One of the most wonderfully creative artists in San Diego has a little-known studio downtown. His name is James Watts.
I blogged about my first visit to his amazing studio several years ago here.
Today I was walking home after a long adventure (many blogs coming up) when I saw his studio door was open. And there he was working away! Hammering at flat pieces of printed aluminum, making colorful storytelling blocks!
What are storytelling blocks? They feature images from human experience on different sides–such as night on one side and day on the other. You can flip them any which way, then insert them into a wooden box with fixed compartments! These visual stories are like small treasures or keepsakes. Dreamlike, they are open to interpretation.
He also showed me his Box of Yes and No (that uses words from different languages and a couple of eyeballs) and a shelf full of storytelling cubes. Plus lots of other cool artwork!

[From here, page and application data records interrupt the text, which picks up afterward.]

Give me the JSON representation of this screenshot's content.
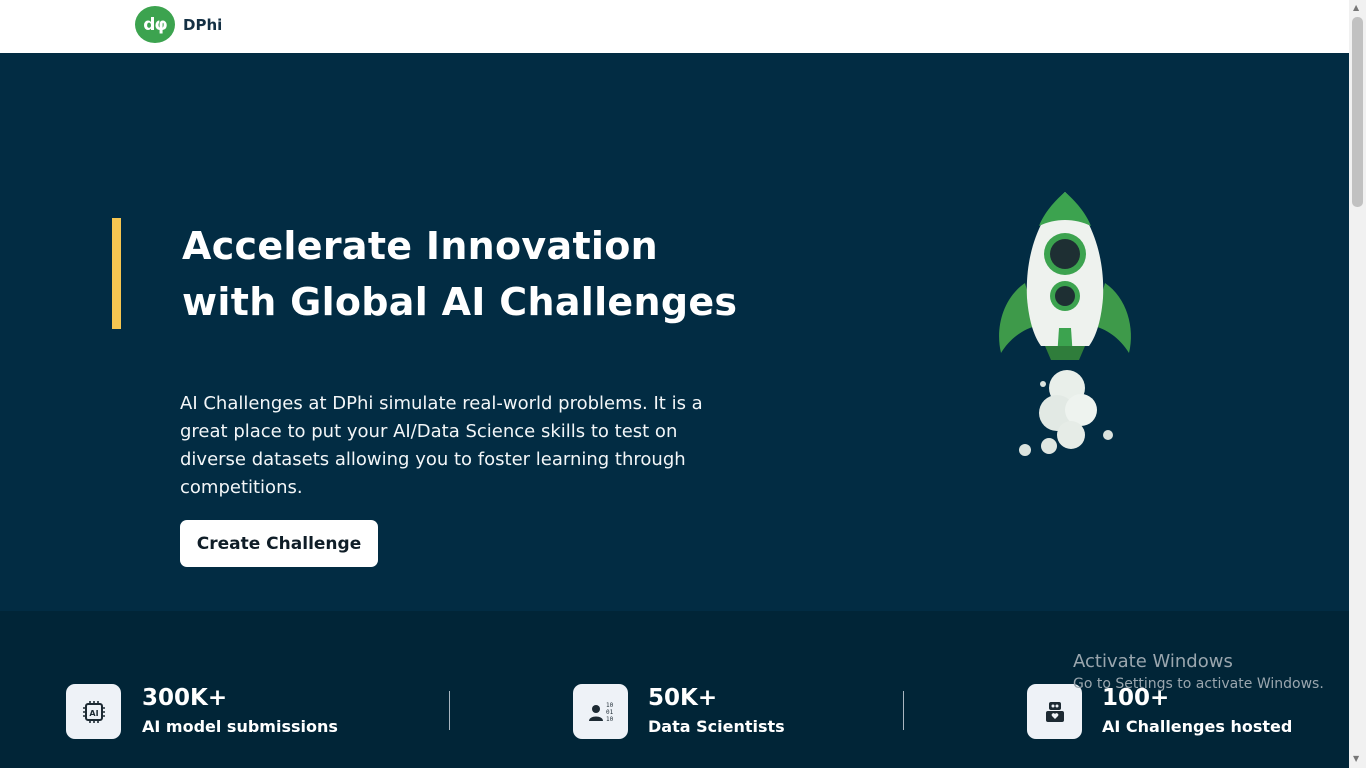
{
  "brand": {
    "logo_glyph": "dφ",
    "name": "DPhi",
    "color": "#3ca34f"
  },
  "hero": {
    "title_line1": "Accelerate Innovation",
    "title_line2": "with Global AI Challenges",
    "description": "AI Challenges at DPhi simulate real-world problems. It is a great place to put your AI/Data Science skills to test on diverse datasets allowing you to foster learning through competitions.",
    "cta_label": "Create Challenge",
    "illustration": "rocket-icon",
    "accent_color": "#f6c651",
    "background": "#022c43"
  },
  "stats": [
    {
      "value": "300K+",
      "label": "AI model submissions",
      "icon": "ai-chip-icon"
    },
    {
      "value": "50K+",
      "label": "Data Scientists",
      "icon": "data-scientist-icon"
    },
    {
      "value": "100+",
      "label": "AI Challenges hosted",
      "icon": "robot-icon"
    }
  ],
  "watermark": {
    "title": "Activate Windows",
    "subtitle": "Go to Settings to activate Windows."
  }
}
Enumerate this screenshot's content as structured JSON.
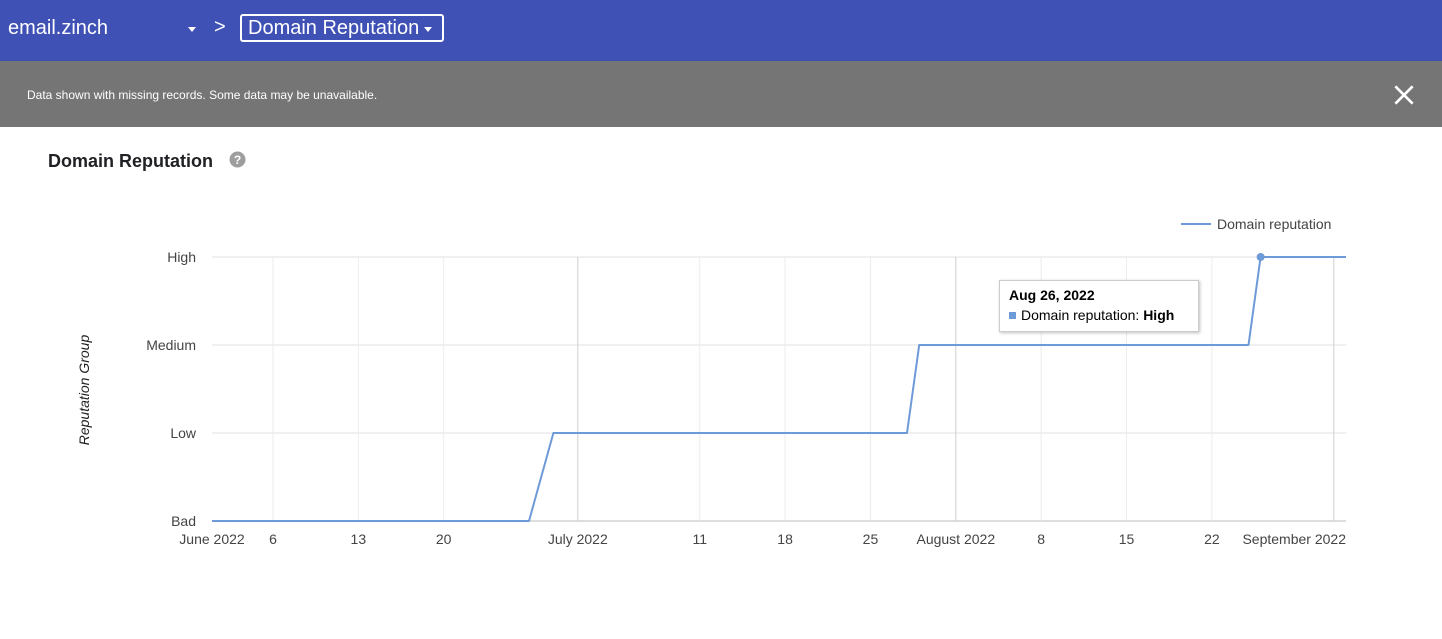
{
  "header": {
    "property_name": "email.zinch",
    "breadcrumb_separator": ">",
    "report_selector": "Domain Reputation"
  },
  "notice": {
    "text": "Data shown with missing records. Some data may be unavailable."
  },
  "icons": {
    "property_dropdown": "caret-down-icon",
    "breadcrumb": "chevron-right-icon",
    "report_dropdown": "caret-down-icon",
    "notice_close": "close-icon",
    "help": "help-circle-icon"
  },
  "section": {
    "title": "Domain Reputation"
  },
  "colors": {
    "header_bg": "#3f51b5",
    "notice_bg": "#757575",
    "series": "#6f9ad8",
    "grid": "#e0e0e0"
  },
  "tooltip": {
    "date": "Aug 26, 2022",
    "series_label": "Domain reputation:",
    "value": "High"
  },
  "chart_data": {
    "type": "line",
    "ylabel": "Reputation Group",
    "y_categories": [
      "Bad",
      "Low",
      "Medium",
      "High"
    ],
    "legend": {
      "position": "top-right",
      "entries": [
        "Domain reputation"
      ]
    },
    "grid": true,
    "x_range": [
      "2022-06-01",
      "2022-09-02"
    ],
    "x_tick_labels": [
      {
        "date": "2022-06-01",
        "label": "June 2022"
      },
      {
        "date": "2022-06-06",
        "label": "6"
      },
      {
        "date": "2022-06-13",
        "label": "13"
      },
      {
        "date": "2022-06-20",
        "label": "20"
      },
      {
        "date": "2022-07-01",
        "label": "July 2022"
      },
      {
        "date": "2022-07-11",
        "label": "11"
      },
      {
        "date": "2022-07-18",
        "label": "18"
      },
      {
        "date": "2022-07-25",
        "label": "25"
      },
      {
        "date": "2022-08-01",
        "label": "August 2022"
      },
      {
        "date": "2022-08-08",
        "label": "8"
      },
      {
        "date": "2022-08-15",
        "label": "15"
      },
      {
        "date": "2022-08-22",
        "label": "22"
      },
      {
        "date": "2022-09-01",
        "label": "September 2022"
      }
    ],
    "series": [
      {
        "name": "Domain reputation",
        "points": [
          {
            "x": "2022-06-01",
            "y": "Bad"
          },
          {
            "x": "2022-06-27",
            "y": "Bad"
          },
          {
            "x": "2022-06-29",
            "y": "Low"
          },
          {
            "x": "2022-07-28",
            "y": "Low"
          },
          {
            "x": "2022-07-29",
            "y": "Medium"
          },
          {
            "x": "2022-08-25",
            "y": "Medium"
          },
          {
            "x": "2022-08-26",
            "y": "High"
          },
          {
            "x": "2022-09-02",
            "y": "High"
          }
        ]
      }
    ],
    "highlighted_point": {
      "x": "2022-08-26",
      "y": "High"
    }
  }
}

His fantastic Frankenstein monster that debuted earlier this year is so cool it’s coming up separately on my next blog post!

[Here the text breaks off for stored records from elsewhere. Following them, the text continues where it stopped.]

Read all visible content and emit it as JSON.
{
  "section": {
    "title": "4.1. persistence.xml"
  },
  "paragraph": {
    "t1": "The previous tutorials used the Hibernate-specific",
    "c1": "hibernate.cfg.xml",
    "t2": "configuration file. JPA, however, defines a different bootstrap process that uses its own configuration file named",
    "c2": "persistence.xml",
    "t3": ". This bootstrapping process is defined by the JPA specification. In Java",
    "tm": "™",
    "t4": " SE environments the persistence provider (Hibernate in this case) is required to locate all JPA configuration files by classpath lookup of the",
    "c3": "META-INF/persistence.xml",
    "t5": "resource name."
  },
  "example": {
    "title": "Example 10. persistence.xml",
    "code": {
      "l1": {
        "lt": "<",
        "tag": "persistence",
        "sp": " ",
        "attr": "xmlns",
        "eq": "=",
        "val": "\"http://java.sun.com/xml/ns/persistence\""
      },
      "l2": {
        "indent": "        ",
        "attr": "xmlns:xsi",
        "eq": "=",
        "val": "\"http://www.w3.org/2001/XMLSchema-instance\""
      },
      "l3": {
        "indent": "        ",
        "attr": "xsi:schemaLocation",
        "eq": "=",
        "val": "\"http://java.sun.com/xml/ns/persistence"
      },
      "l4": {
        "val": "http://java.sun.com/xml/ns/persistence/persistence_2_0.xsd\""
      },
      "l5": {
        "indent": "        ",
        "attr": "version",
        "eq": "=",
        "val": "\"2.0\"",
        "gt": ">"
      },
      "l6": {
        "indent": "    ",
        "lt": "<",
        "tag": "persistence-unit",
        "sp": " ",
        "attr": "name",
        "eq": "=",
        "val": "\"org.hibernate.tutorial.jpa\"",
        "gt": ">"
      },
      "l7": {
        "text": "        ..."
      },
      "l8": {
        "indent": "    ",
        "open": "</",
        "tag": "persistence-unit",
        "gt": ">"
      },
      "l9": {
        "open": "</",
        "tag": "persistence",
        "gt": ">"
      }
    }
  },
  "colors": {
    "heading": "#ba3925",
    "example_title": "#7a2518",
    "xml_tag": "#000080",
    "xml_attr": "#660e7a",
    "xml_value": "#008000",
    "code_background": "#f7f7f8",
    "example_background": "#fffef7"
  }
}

I love the unlimited energy and joy of life that flows from James Watts’ hands. His art is primarily about storytelling. His studio is also filled with large sculptures based on Japanese kokeshi. The sculptures creatively depict Don Quixote, Prometheus, Jonah, Pandora, Joan of Arc, and a whole host of diverse characters from literature.
He told me some of his storytelling pieces will be in a future exhibition at the Oceanside Museum of Art. So you might be getting a little bit of a preview here!